Task goal: Skip every picture, and copy exactly the lines from the one containing "What's the underlying" to the end of the data.

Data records
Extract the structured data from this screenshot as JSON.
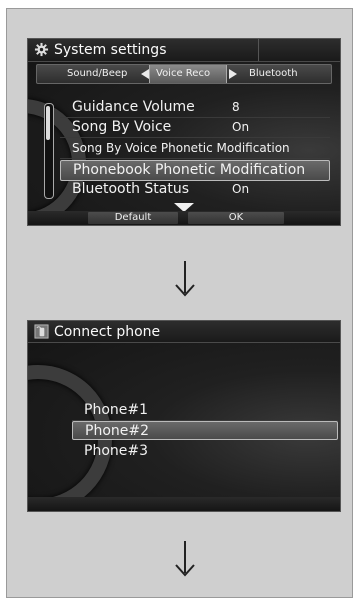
{
  "system_settings": {
    "title": "System settings",
    "icon": "gear-icon",
    "tabs": {
      "left": "Sound/Beep",
      "active": "Voice Reco",
      "right": "Bluetooth"
    },
    "rows": [
      {
        "label": "Guidance Volume",
        "value": "8"
      },
      {
        "label": "Song By Voice",
        "value": "On"
      },
      {
        "label": "Song By Voice Phonetic Modification",
        "value": ""
      },
      {
        "label": "Phonebook Phonetic Modification",
        "value": ""
      },
      {
        "label": "Bluetooth Status",
        "value": "On"
      }
    ],
    "softkeys": {
      "default": "Default",
      "ok": "OK"
    }
  },
  "connect_phone": {
    "title": "Connect phone",
    "icon": "phone-icon",
    "phones": [
      "Phone#1",
      "Phone#2",
      "Phone#3"
    ]
  },
  "arrows": [
    "down-arrow",
    "down-arrow"
  ]
}
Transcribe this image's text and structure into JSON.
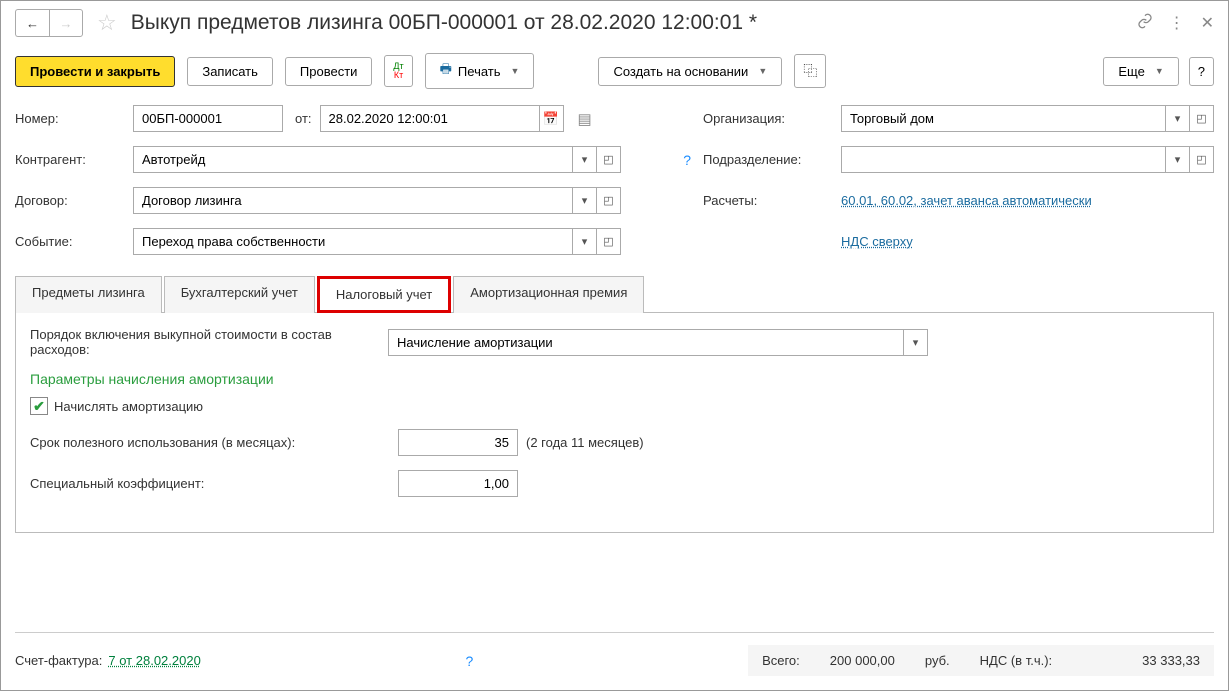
{
  "title": "Выкуп предметов лизинга 00БП-000001 от 28.02.2020 12:00:01 *",
  "toolbar": {
    "post_close": "Провести и закрыть",
    "write": "Записать",
    "post": "Провести",
    "print": "Печать",
    "create_based": "Создать на основании",
    "more": "Еще"
  },
  "fields": {
    "number_label": "Номер:",
    "number": "00БП-000001",
    "from_label": "от:",
    "date": "28.02.2020 12:00:01",
    "org_label": "Организация:",
    "org": "Торговый дом",
    "counterparty_label": "Контрагент:",
    "counterparty": "Автотрейд",
    "dept_label": "Подразделение:",
    "dept": "",
    "contract_label": "Договор:",
    "contract": "Договор лизинга",
    "calc_label": "Расчеты:",
    "calc_link": "60.01, 60.02, зачет аванса автоматически",
    "event_label": "Событие:",
    "event": "Переход права собственности",
    "vat_link": "НДС сверху"
  },
  "tabs": {
    "t1": "Предметы лизинга",
    "t2": "Бухгалтерский учет",
    "t3": "Налоговый учет",
    "t4": "Амортизационная премия"
  },
  "content": {
    "proc_label": "Порядок включения выкупной стоимости в состав расходов:",
    "proc_value": "Начисление амортизации",
    "section": "Параметры начисления амортизации",
    "amort_check": "Начислять амортизацию",
    "life_label": "Срок полезного использования (в месяцах):",
    "life_value": "35",
    "life_hint": "(2 года 11 месяцев)",
    "coef_label": "Специальный коэффициент:",
    "coef_value": "1,00"
  },
  "footer": {
    "invoice_label": "Счет-фактура:",
    "invoice_link": "7 от 28.02.2020",
    "total_label": "Всего:",
    "total": "200 000,00",
    "currency": "руб.",
    "vat_label": "НДС (в т.ч.):",
    "vat": "33 333,33"
  }
}
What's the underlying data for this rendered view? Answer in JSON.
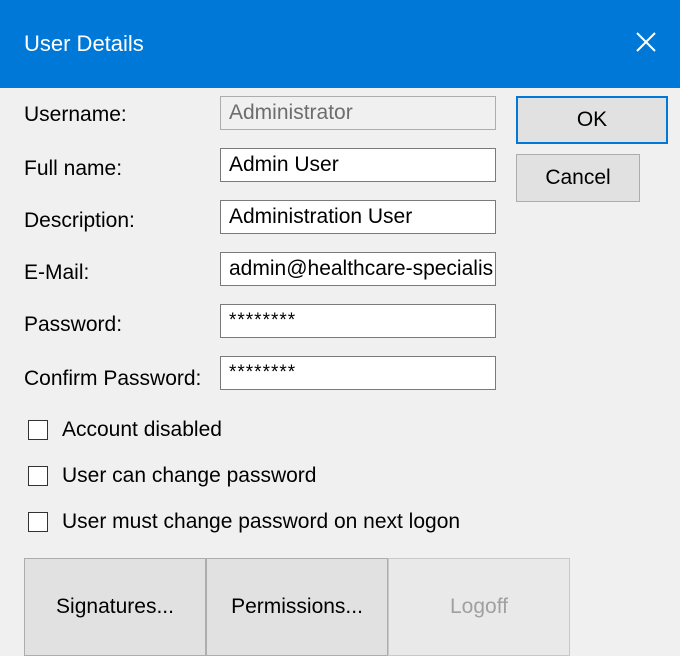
{
  "window": {
    "title": "User Details",
    "close_glyph": "✕"
  },
  "form": {
    "username": {
      "label": "Username:",
      "value": "Administrator"
    },
    "full_name": {
      "label": "Full name:",
      "value": "Admin User"
    },
    "description": {
      "label": "Description:",
      "value": "Administration User"
    },
    "email": {
      "label": "E-Mail:",
      "value": "admin@healthcare-specialis"
    },
    "password": {
      "label": "Password:",
      "value": "********"
    },
    "confirm_password": {
      "label": "Confirm Password:",
      "value": "********"
    }
  },
  "buttons": {
    "ok": "OK",
    "cancel": "Cancel",
    "signatures": "Signatures...",
    "permissions": "Permissions...",
    "logoff": "Logoff"
  },
  "checkboxes": [
    {
      "label": "Account disabled",
      "checked": false
    },
    {
      "label": "User can change password",
      "checked": false
    },
    {
      "label": "User must change password on next logon",
      "checked": false
    }
  ],
  "colors": {
    "titlebar": "#0078d7",
    "dialog_bg": "#f0f0f0",
    "button_bg": "#e1e1e1"
  },
  "icons": {
    "close": "close-icon"
  }
}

Exercise solution:
What's the underlying data for this rendered view? Answer in JSON.
{
  "window": {
    "title": "User Details",
    "close_glyph": "✕"
  },
  "form": {
    "username": {
      "label": "Username:",
      "value": "Administrator"
    },
    "full_name": {
      "label": "Full name:",
      "value": "Admin User"
    },
    "description": {
      "label": "Description:",
      "value": "Administration User"
    },
    "email": {
      "label": "E-Mail:",
      "value": "admin@healthcare-specialis"
    },
    "password": {
      "label": "Password:",
      "value": "********"
    },
    "confirm_password": {
      "label": "Confirm Password:",
      "value": "********"
    }
  },
  "buttons": {
    "ok": "OK",
    "cancel": "Cancel",
    "signatures": "Signatures...",
    "permissions": "Permissions...",
    "logoff": "Logoff"
  },
  "checkboxes": [
    {
      "label": "Account disabled",
      "checked": false
    },
    {
      "label": "User can change password",
      "checked": false
    },
    {
      "label": "User must change password on next logon",
      "checked": false
    }
  ],
  "colors": {
    "titlebar": "#0078d7",
    "dialog_bg": "#f0f0f0",
    "button_bg": "#e1e1e1"
  },
  "icons": {
    "close": "close-icon"
  }
}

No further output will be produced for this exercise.